Film effect XL-1greenspun.com : LUSENET : Shooting DV Films : One Thread
Would like to know if utlizing Tiffen Black Pro Mist #1, which will reduce hilite areas in combo with Tiffen Soft Contrast filter which will desaturate colors to more film look. Further this one step with using 1/30th sec shutter for some blur. Due to use of combo filtration reducing the f stop for less depth of field or using neutral density to reduce depth of field. Has anyone out there tried any of these principals and got success
-- Jesse Nemerofsky (JesseNeme@aol.com), June 09, 1999
Actually, using ND filters is what allows you to use a lower T-Stop. I shot a feature where, because of our small lighting package, I was constantly at the open end of the lens (T 1.8 or T 2) for most of it. To be honest, I am amazed at how much depth of field the DV format offers. Two other things that may help: move the camera back as far as you can and use a longer focal length as this automatically decreases depth of field. Also, I believe that you can set the gain to -3 on the XL-1 (thought I am not positive) which I believe is about one stop less light forcing you to open up the lens a stop. This would help but remember that you can't get less depth of field than the what you got at the widest T-stop.
-- David Oulashian (email@example.com), June 11, 1999.
The last answer to your questions was incorrect. There is a way to reduce your depth of field even further. Use a .6 or .65 wide angle lens adapter. This will give minimal distortion, but will definitely squeeze you d-o-f especially when zoomed in close.
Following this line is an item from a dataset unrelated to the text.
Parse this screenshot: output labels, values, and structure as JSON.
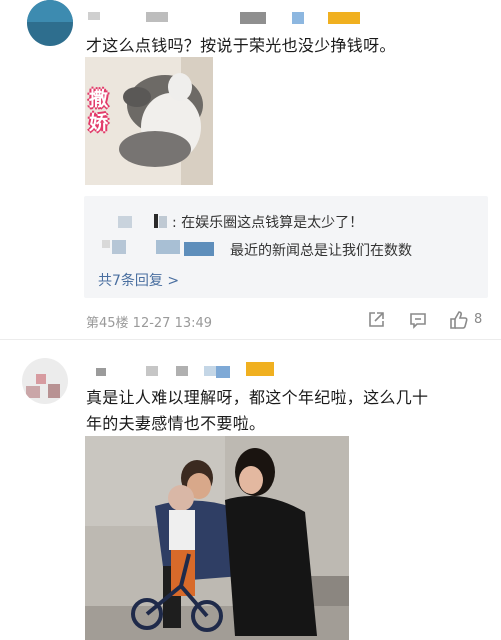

As for the filter combination, forget it. The great value of video vs. film is that you can modify all attributes of a video signal in post production with a proc-amp. You can de saturate to your heart's content. I hope this helps.
-- J.D. Wilcox (Jdwfilmz@aol.com), June 16, 1999.
I have found what JD says above to be mostly true, except the Black ProMist is a good filter to use. YES, you can create most of "filmic" effects in post, but that ProMist gives such an "Organic" softening of skintones and truly takes the edge off the video look when shooting people.
-- michelle mccabe (firstname.lastname@example.org), September 07, 2000.
If you'd like to invest in a great filter to get a more "film" like look to your video. I would recommend Tiffin's 1/2 Black Diffusion FX filter. There was an independent cinematogrpaher who did an independent study of DV cameras and filters and published a chart of which filters worked best with each camera. This was his recommendation for the XL1 series. I purchased one of these and leave it screwed onto the stock lens and it looks fantastic...but there is one catch. You can't pull back full wide on the zoom or you'll see the diffusion markings on the filter. To compensate, I just move the camera back and zoom in about 20% and that solves the problem. The filter that screws onto the XL1 runs around $50, or you can invest $250 for the 4x4 if you have a matte box.
-- Greg Steiner (email@example.com), July 28, 2003.